What could he have been thinking of? I’d like to take a stab about what he should have said.

“I’m here tonight because I am one of the few conservatives in Hollywood. Frankly, I’m also here because my film roles as a hard-as-nails, plain speaking tough guy like the ‘Man with No Name,’ or ‘Dirty Harry’ have given me a celebrity beyond imagination. 
However, I’m sure many of you here have far better conservative credentials than I have. Moreover, I am not really a tough guy, or at least I’m not any tougher than most of you. I’m an actor and that’s the role I’ve played in so many films, some good, some bad, and some truly ugly. 
For most of my life I’ve been a private citizen just like you. I live in Carmel, California, one of he nicest communities in the entire country. For a couple of years I served as mayor of the town and learned just how tough it was to handle even that small responsibility. I don’t think I could even begin to handle the tremendous responsibility that we ask the President of the United States to bear. I’ve produced and directed films about war but I don’t think that I would have the strength or courage to tell young men or women to risk their lives in a foreign war.
We do not need an actor in the White House. We do not need someone who is playing a role, no matter how attractive or tough he or she appears. We certainly do not need actors advising the President. We need real people. 
For President we need a person with knowledge, experience, and proven competence. We need a person who has had to make tough decisions both in the private and the public sector. We need a person with a record of success but also a person who has had his share of failures.  We need a person who knows what it is to take the blows, learn from them, and then get back up again, even more determined. 

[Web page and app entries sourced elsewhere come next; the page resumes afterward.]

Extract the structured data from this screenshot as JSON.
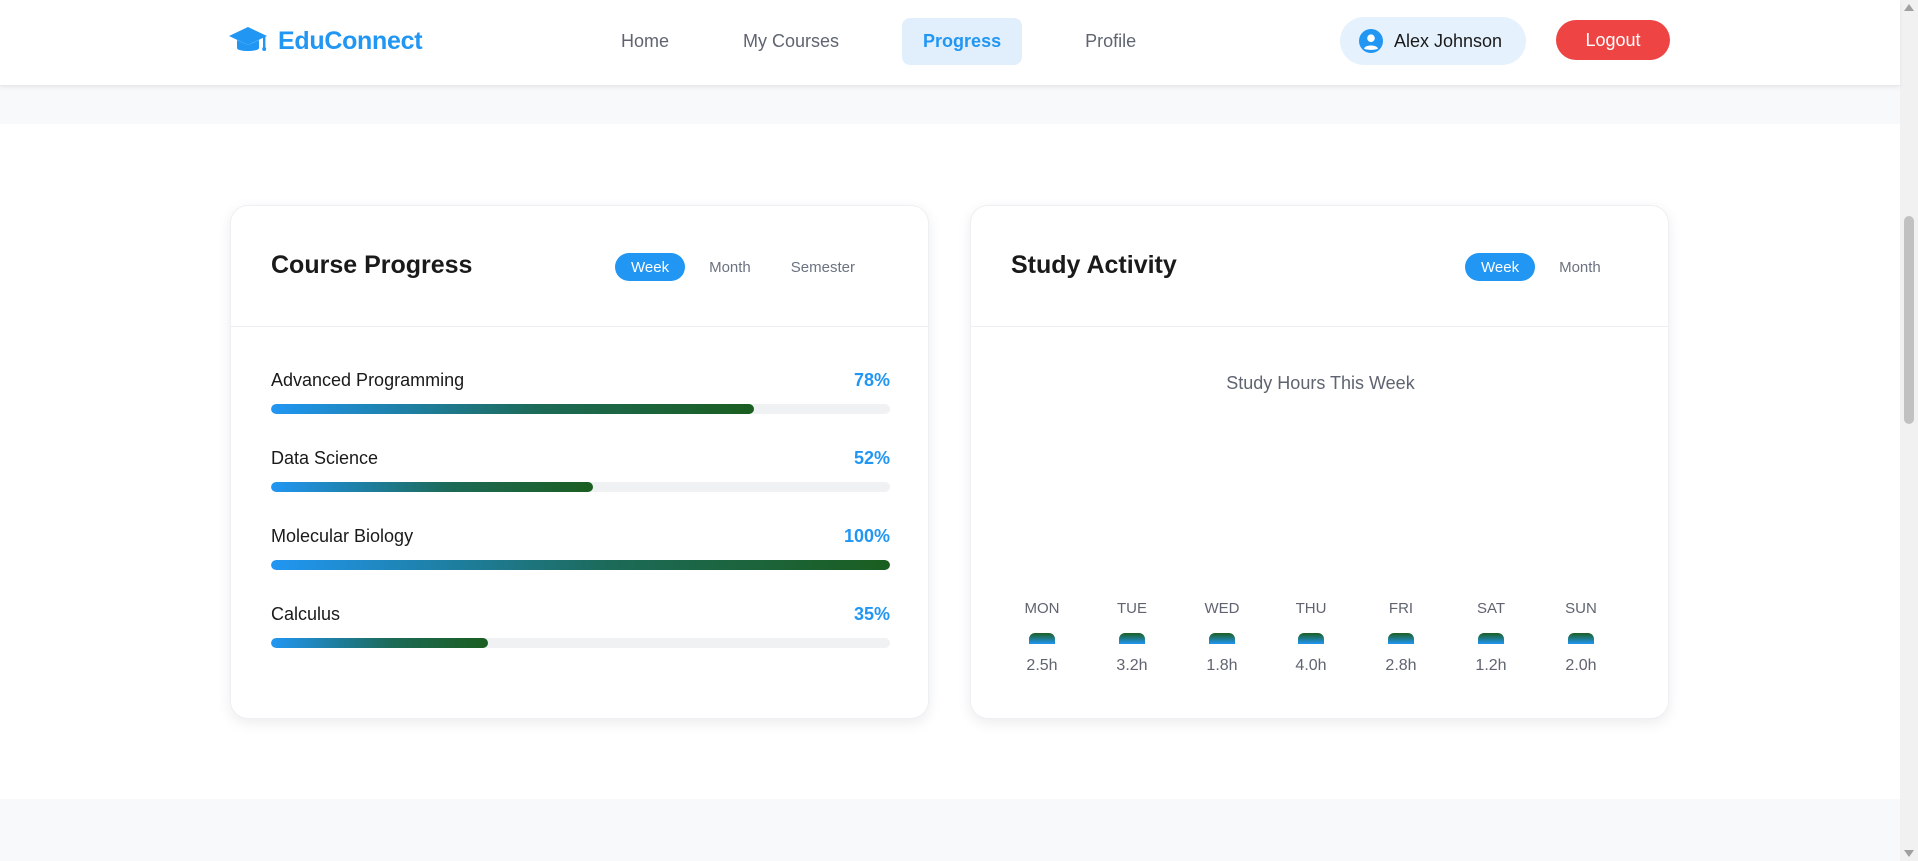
{
  "header": {
    "brand": "EduConnect",
    "brand_icon": "graduation-cap-icon",
    "nav": [
      {
        "label": "Home",
        "active": false
      },
      {
        "label": "My Courses",
        "active": false
      },
      {
        "label": "Progress",
        "active": true
      },
      {
        "label": "Profile",
        "active": false
      }
    ],
    "user_name": "Alex Johnson",
    "user_icon": "user-circle-icon",
    "logout_label": "Logout"
  },
  "course_progress": {
    "title": "Course Progress",
    "periods": [
      {
        "label": "Week",
        "active": true
      },
      {
        "label": "Month",
        "active": false
      },
      {
        "label": "Semester",
        "active": false
      }
    ],
    "courses": [
      {
        "name": "Advanced Programming",
        "percent_label": "78%",
        "percent": 78
      },
      {
        "name": "Data Science",
        "percent_label": "52%",
        "percent": 52
      },
      {
        "name": "Molecular Biology",
        "percent_label": "100%",
        "percent": 100
      },
      {
        "name": "Calculus",
        "percent_label": "35%",
        "percent": 35
      }
    ]
  },
  "study_activity": {
    "title": "Study Activity",
    "periods": [
      {
        "label": "Week",
        "active": true
      },
      {
        "label": "Month",
        "active": false
      }
    ],
    "chart_title": "Study Hours This Week",
    "days": [
      {
        "day": "MON",
        "hours": 2.5,
        "label": "2.5h"
      },
      {
        "day": "TUE",
        "hours": 3.2,
        "label": "3.2h"
      },
      {
        "day": "WED",
        "hours": 1.8,
        "label": "1.8h"
      },
      {
        "day": "THU",
        "hours": 4.0,
        "label": "4.0h"
      },
      {
        "day": "FRI",
        "hours": 2.8,
        "label": "2.8h"
      },
      {
        "day": "SAT",
        "hours": 1.2,
        "label": "1.2h"
      },
      {
        "day": "SUN",
        "hours": 2.0,
        "label": "2.0h"
      }
    ]
  },
  "colors": {
    "accent": "#2196f3",
    "logout": "#ef4444",
    "progress_start": "#2196f3",
    "progress_end": "#1b5e20"
  }
}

That’s why tonight I support Mitt Romney for President of the United States.” ###